Questions about appearance of eyes, complaints when using eyes at desk, behavioral signs of vision problems, eye movement abilities, eye teaming abilities, eye-hand coordination, visual form perception, refractive status
This guide and checklist has been prepared to assist all school personnel and consulting clinicians in making reliable observations of children's visual behavior that could be interfering with academic progress
Historically, many of the behaviors exhibited by blind children were labeled as autistic-like but were attributed to their blindness. We seek to clarify some of these misconceptions.

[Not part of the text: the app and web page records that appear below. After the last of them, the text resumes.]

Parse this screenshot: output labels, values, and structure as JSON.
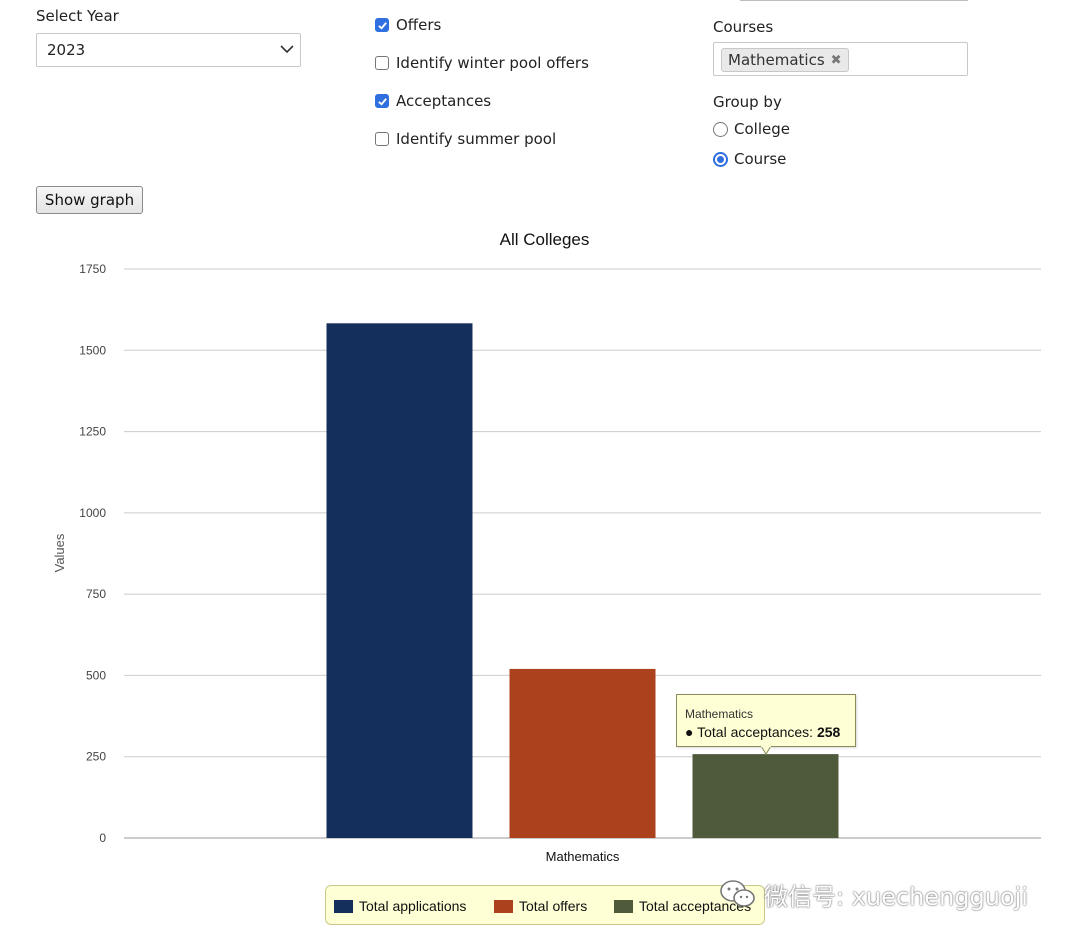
{
  "filters": {
    "year_label": "Select Year",
    "year_value": "2023",
    "checkboxes": [
      {
        "label": "Offers",
        "checked": true
      },
      {
        "label": "Identify winter pool offers",
        "checked": false
      },
      {
        "label": "Acceptances",
        "checked": true
      },
      {
        "label": "Identify summer pool",
        "checked": false
      }
    ],
    "courses_label": "Courses",
    "selected_course": "Mathematics",
    "remove_icon": "close-icon",
    "group_by_label": "Group by",
    "group_by_options": [
      {
        "label": "College",
        "selected": false
      },
      {
        "label": "Course",
        "selected": true
      }
    ],
    "show_graph_label": "Show graph"
  },
  "chart_data": {
    "type": "bar",
    "title": "All Colleges",
    "ylabel": "Values",
    "xlabel": "",
    "categories": [
      "Mathematics"
    ],
    "ylim": [
      0,
      1750
    ],
    "yticks": [
      0,
      250,
      500,
      750,
      1000,
      1250,
      1500,
      1750
    ],
    "grid": true,
    "legend_position": "bottom",
    "series": [
      {
        "name": "Total applications",
        "values": [
          1583
        ],
        "color": "#142f5b"
      },
      {
        "name": "Total offers",
        "values": [
          520
        ],
        "color": "#ac411e"
      },
      {
        "name": "Total acceptances",
        "values": [
          258
        ],
        "color": "#4f5a3a"
      }
    ]
  },
  "tooltip": {
    "title": "Mathematics",
    "series": "Total acceptances:",
    "value": "258"
  },
  "watermark": {
    "text": "微信号: xuechengguoji",
    "icon": "wechat-icon"
  }
}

Although atypical eye gaze is commonly observed in autism, little is known about underlying oculomotor abnormalities. Our review of visual search and oculomotor systems in the healthy brain suggests that relevant networks may be partially impaired in autism, given regional abnormalities known from neuroimaging. However, direct oculomotor evidence for autism remains limited. This gap is critical since oculomotor abnormalities might play a causal role in functions known to be impaired in autism, such as imitation and joint attention. We integrate our oculomotor review into a developmental approach to language impairment related to nonverbal prerequisites. Oculomotor abnormalities may play a role as a sensorimotor defect at the root of impairments in later developing functional systems, ultimately resulting in sociocommunicative deficits.

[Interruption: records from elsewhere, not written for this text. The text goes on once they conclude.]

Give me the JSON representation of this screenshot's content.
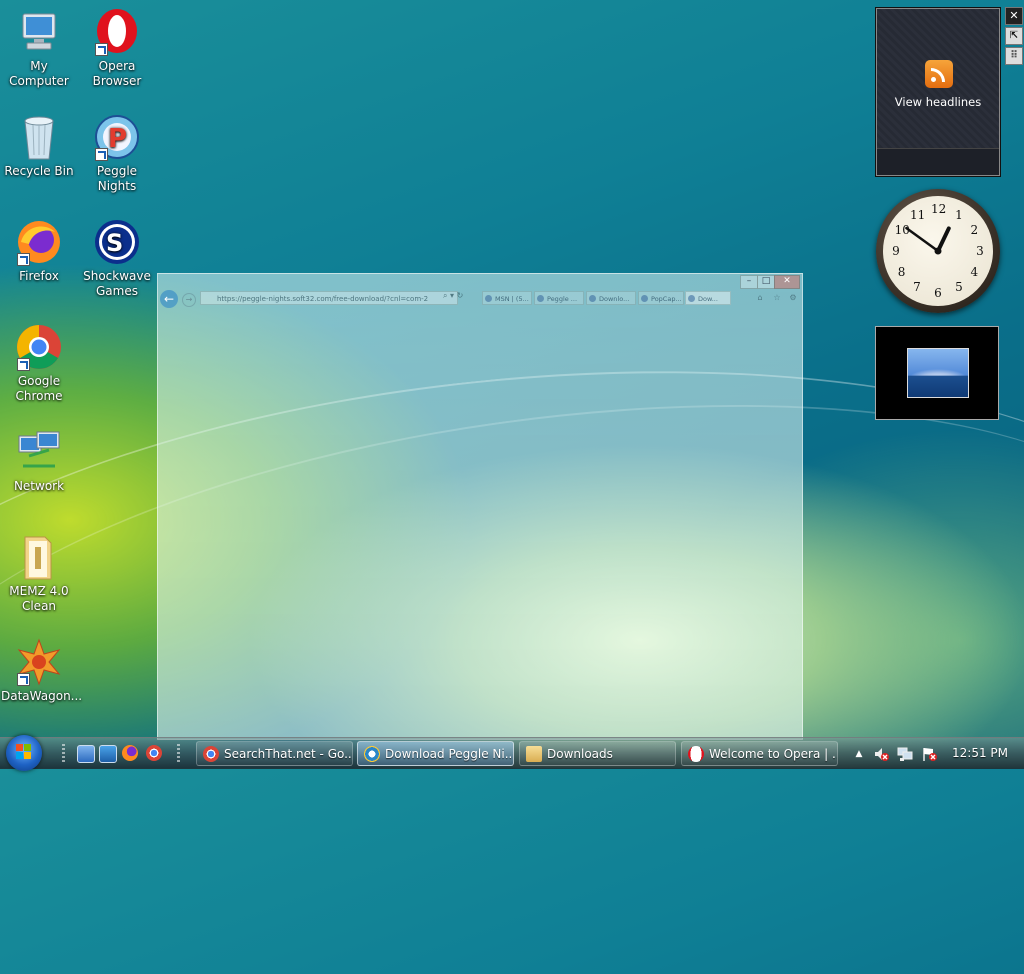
{
  "desktop": {
    "icons": [
      {
        "label": "My Computer",
        "icon": "computer-icon"
      },
      {
        "label": "Opera Browser",
        "icon": "opera-icon"
      },
      {
        "label": "Recycle Bin",
        "icon": "recycle-bin-icon"
      },
      {
        "label": "Peggle Nights",
        "icon": "peggle-icon"
      },
      {
        "label": "Firefox",
        "icon": "firefox-icon"
      },
      {
        "label": "Shockwave Games",
        "icon": "shockwave-icon"
      },
      {
        "label": "Google Chrome",
        "icon": "chrome-icon"
      },
      {
        "label": "Network",
        "icon": "network-icon"
      },
      {
        "label": "MEMZ 4.0 Clean",
        "icon": "folder-icon"
      },
      {
        "label": "DataWagon...",
        "icon": "datawagon-icon"
      }
    ]
  },
  "browser": {
    "address": "https://peggle-nights.soft32.com/free-download/?cnl=com-2",
    "tabs": [
      {
        "label": "MSN | (5..."
      },
      {
        "label": "Peggle ..."
      },
      {
        "label": "Downlo..."
      },
      {
        "label": "PopCap..."
      },
      {
        "label": "Dow..."
      }
    ],
    "colors": {
      "accent": "#2a86c8"
    }
  },
  "gadgets": {
    "feed": {
      "label": "View headlines",
      "icon": "rss-icon"
    },
    "clock": {
      "hour": 12,
      "minute": 51,
      "numbers": [
        "12",
        "1",
        "2",
        "3",
        "4",
        "5",
        "6",
        "7",
        "8",
        "9",
        "10",
        "11"
      ]
    },
    "slideshow": {
      "icon": "photo-icon"
    },
    "controls": {
      "close": "✕",
      "dock": "⇱",
      "drag": "⠿"
    }
  },
  "taskbar": {
    "tasks": [
      {
        "label": "SearchThat.net - Go...",
        "icon": "chrome-icon",
        "active": false
      },
      {
        "label": "Download Peggle Ni...",
        "icon": "ie-icon",
        "active": true
      },
      {
        "label": "Downloads",
        "icon": "folder-icon",
        "active": false
      },
      {
        "label": "Welcome to Opera | ...",
        "icon": "opera-icon",
        "active": false
      }
    ],
    "tray": {
      "show_hidden": "▲",
      "volume_icon": "volume-muted-icon",
      "network_icon": "network-icon",
      "flag_icon": "action-center-icon",
      "time": "12:51 PM"
    }
  }
}
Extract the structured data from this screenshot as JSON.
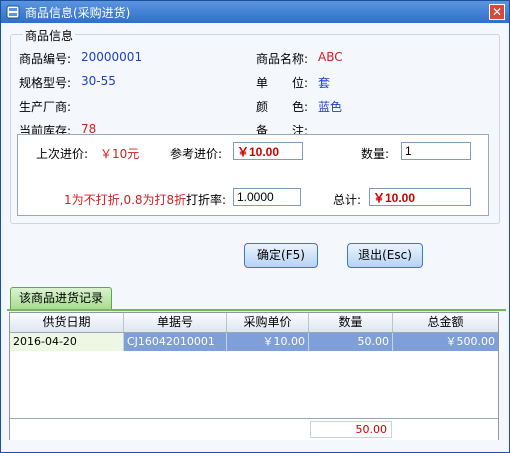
{
  "window": {
    "title": "商品信息(采购进货)"
  },
  "group": {
    "title": "商品信息"
  },
  "info": {
    "code_label": "商品编号:",
    "code_value": "20000001",
    "name_label": "商品名称:",
    "name_value": "ABC",
    "spec_label": "规格型号:",
    "spec_value": "30-55",
    "unit_label": "单　　位:",
    "unit_value": "套",
    "maker_label": "生产厂商:",
    "maker_value": "",
    "color_label": "颜　　色:",
    "color_value": "蓝色",
    "stock_label": "当前库存:",
    "stock_value": "78",
    "note_label": "备　　注:",
    "note_value": ""
  },
  "pricing": {
    "last_price_label": "上次进价:",
    "last_price_value": "￥10元",
    "ref_price_label": "参考进价:",
    "ref_price_value": "￥10.00",
    "qty_label": "数量:",
    "qty_value": "1",
    "discount_hint": "1为不打折,0.8为打8折",
    "discount_label": "打折率:",
    "discount_value": "1.0000",
    "total_label": "总计:",
    "total_value": "￥10.00"
  },
  "buttons": {
    "ok": "确定(F5)",
    "exit": "退出(Esc)"
  },
  "tab": {
    "label": "该商品进货记录"
  },
  "table": {
    "headers": [
      "供货日期",
      "单据号",
      "采购单价",
      "数量",
      "总金额"
    ],
    "rows": [
      [
        "2016-04-20",
        "CJ16042010001",
        "￥10.00",
        "50.00",
        "￥500.00"
      ]
    ],
    "footer_qty_sum": "50.00"
  },
  "colors": {
    "titlebar": "#2f6fc7",
    "selected_row": "#7f9fd9",
    "value_blue": "#2040c0",
    "value_red": "#d02020"
  }
}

We assessed motion processing in a group of high functioning children with autism and a group of typically developing children, using a coherent motion detection task. Twenty-five children with autism (mean age 11 years, 8 months) and 22 typically developing children matched for non-verbal mental ability and chronological age were required to detect the direction of moving dots in a random dot kinematogram. The group of children with autism showed significantly higher motion coherence thresholds than the typically developing children (i.e., they showed an impaired ability to detect coherent motion). CONCLUSIONS: This finding suggests that some individuals with autism may show impairments in low-level visual processing--specifically in the magnocellular visual pathway. The findings are discussed in terms of implications for higher-level cognitive theories of autism, and the suggestion is made that more work needs to be carried out to further investigate low-level visual processing in autism.
A visual agnosia is the inability to recognize a target despite the preservation of mental and visual functions. It is usually a result of a structural brain lesion, most commonly an ischemic infarction in the domain of the posterior cerebral artery.
PDD is often associated with congenital infections and structural abnormalities of the central nervous system. Both of these conditions are also often seen as causes of visual impairment.
Unusual sensory experiences have been observed in autistic people for many years and are confirmed by personal accounts of autistic individuals. As all the senses are integrated, the deficiency in one of them may lead to disturbances in the others.
A summary of a number of studies pertaining to visual functioning.
Promotes and supports new developments and effective practices in the education of children and young people with sensory impairments i.e. visual, hearing or dual (deaf blindness) sensory impairment.
With the students I have been involved with who are autistic and visually impaired, they will use any vision that they have given the auditory/language world can be pretty unreliable for them.
Visual distortions could be the cause of autistic symptoms, according to an American expert. And a simple treatment with vitamin A might be the answer.
Understanding the visual components that accompany each stage of healthy motor development is the key to teaching vision skills that have not automatically developed in a child with autism.
All the while those of us with sensory systems intact say that he's in his own world. and he is, literally. Only HE can see, hear and feel his world as he does, but he did not ask it to be so.
Learning disability is a common accompaniment of visual impairment, and autism a common accompaniment of learning disability.